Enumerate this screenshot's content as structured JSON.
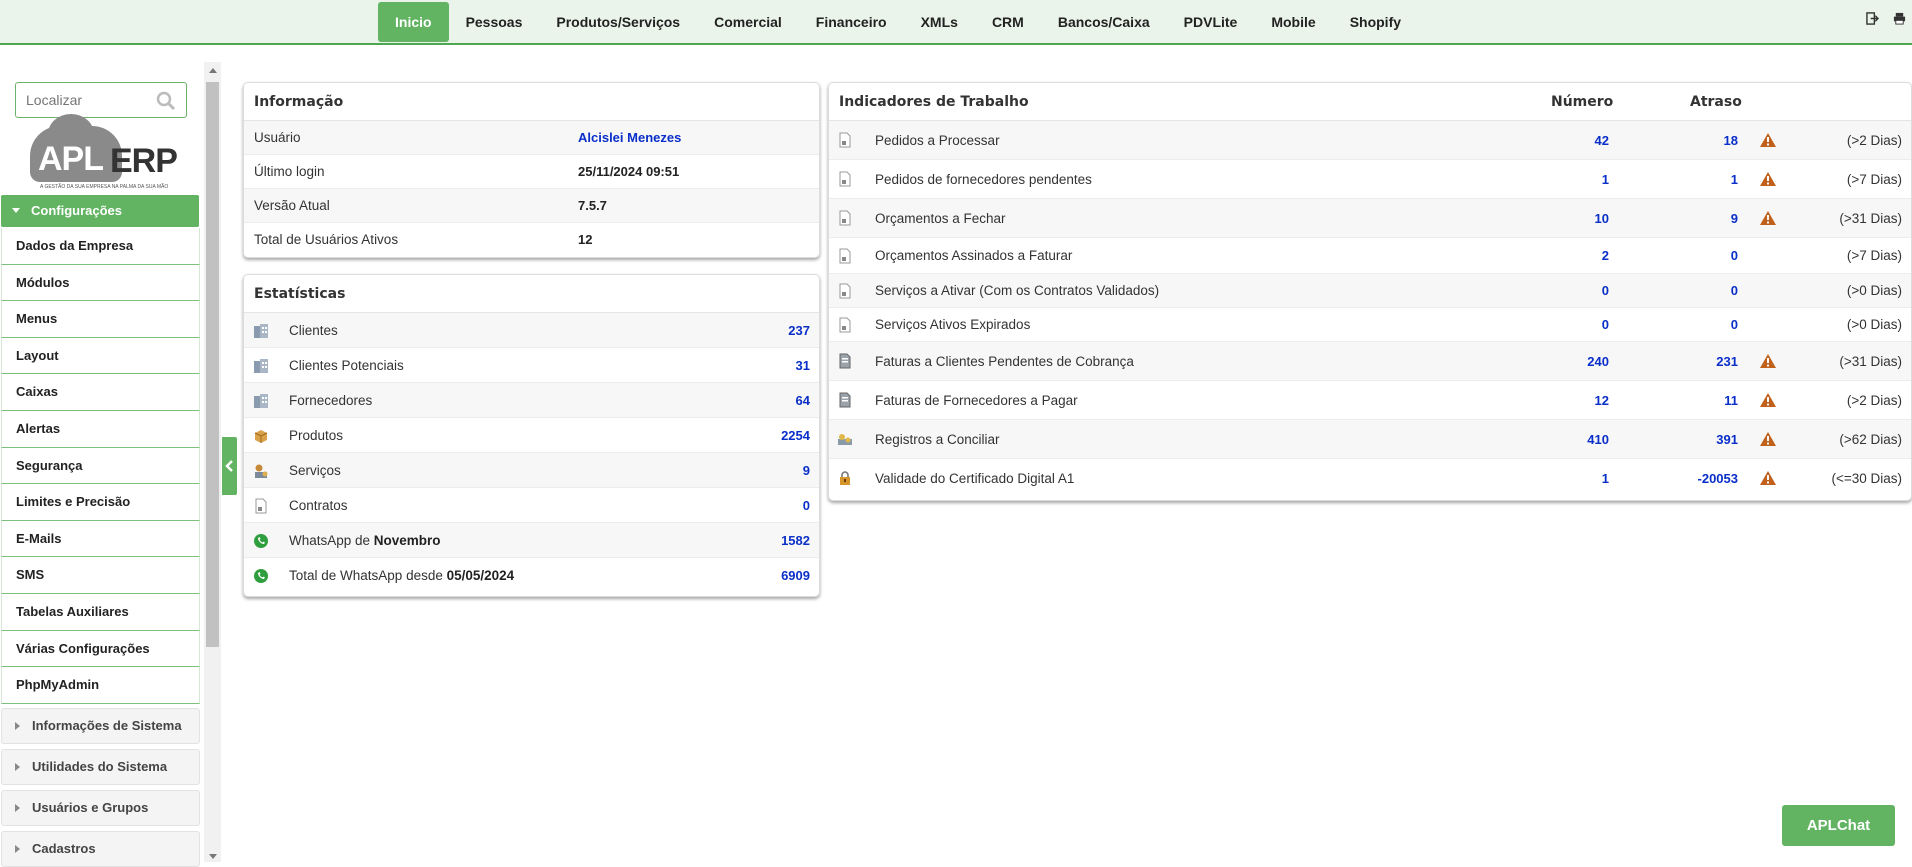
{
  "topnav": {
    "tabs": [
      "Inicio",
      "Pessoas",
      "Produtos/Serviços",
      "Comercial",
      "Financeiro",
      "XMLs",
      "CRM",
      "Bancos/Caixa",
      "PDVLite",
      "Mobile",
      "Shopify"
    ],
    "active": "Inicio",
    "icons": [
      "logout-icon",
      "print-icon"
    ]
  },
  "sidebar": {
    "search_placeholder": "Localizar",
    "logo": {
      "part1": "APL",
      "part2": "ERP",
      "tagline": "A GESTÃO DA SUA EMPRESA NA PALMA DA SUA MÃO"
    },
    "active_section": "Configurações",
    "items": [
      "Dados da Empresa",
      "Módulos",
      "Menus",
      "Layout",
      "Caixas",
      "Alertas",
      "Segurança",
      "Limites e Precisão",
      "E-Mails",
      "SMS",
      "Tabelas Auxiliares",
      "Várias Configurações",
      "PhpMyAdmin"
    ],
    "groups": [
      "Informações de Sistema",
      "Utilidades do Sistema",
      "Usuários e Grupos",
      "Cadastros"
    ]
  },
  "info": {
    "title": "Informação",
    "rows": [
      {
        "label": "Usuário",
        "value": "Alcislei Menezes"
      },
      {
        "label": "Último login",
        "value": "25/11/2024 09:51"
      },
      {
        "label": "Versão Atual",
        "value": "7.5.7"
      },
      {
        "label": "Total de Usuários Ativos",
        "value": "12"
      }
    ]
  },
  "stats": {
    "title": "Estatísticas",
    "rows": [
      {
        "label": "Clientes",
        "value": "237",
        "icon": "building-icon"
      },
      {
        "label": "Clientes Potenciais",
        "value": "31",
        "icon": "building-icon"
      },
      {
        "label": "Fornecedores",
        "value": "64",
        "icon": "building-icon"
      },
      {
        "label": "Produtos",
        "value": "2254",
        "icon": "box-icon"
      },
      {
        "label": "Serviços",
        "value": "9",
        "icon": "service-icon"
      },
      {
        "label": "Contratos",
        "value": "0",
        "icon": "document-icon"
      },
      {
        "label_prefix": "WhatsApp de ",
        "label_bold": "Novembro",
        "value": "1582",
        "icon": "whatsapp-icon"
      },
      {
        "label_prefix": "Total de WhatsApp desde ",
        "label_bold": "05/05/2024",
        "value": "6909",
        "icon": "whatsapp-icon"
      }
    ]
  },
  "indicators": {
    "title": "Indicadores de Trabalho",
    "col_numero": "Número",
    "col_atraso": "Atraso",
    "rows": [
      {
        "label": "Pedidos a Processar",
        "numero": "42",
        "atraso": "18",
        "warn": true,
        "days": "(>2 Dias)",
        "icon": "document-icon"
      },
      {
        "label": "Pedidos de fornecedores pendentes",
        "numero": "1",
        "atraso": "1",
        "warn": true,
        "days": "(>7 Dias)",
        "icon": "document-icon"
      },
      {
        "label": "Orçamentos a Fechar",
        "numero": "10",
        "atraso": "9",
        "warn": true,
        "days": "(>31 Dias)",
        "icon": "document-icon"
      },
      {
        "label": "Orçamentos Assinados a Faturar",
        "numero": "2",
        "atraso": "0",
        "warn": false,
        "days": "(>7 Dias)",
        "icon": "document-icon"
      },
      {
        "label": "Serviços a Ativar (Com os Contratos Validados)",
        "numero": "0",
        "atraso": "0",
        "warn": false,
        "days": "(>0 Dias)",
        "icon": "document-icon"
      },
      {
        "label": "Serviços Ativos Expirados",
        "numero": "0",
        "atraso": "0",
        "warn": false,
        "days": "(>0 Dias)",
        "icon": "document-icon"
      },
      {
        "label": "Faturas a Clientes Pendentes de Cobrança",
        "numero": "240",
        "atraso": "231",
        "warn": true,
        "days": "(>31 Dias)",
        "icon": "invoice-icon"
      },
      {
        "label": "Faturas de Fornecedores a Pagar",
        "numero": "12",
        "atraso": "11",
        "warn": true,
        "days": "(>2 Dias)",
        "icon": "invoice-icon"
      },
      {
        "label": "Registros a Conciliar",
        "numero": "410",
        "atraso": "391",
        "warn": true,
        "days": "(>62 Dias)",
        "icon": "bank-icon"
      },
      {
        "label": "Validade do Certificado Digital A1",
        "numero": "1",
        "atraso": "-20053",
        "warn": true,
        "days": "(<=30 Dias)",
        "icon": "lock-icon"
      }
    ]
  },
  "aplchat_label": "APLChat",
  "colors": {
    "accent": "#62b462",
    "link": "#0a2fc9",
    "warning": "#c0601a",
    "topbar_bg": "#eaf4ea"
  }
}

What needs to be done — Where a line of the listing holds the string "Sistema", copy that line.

Task output —
      "Informações de Sistema",
      "Utilidades do Sistema",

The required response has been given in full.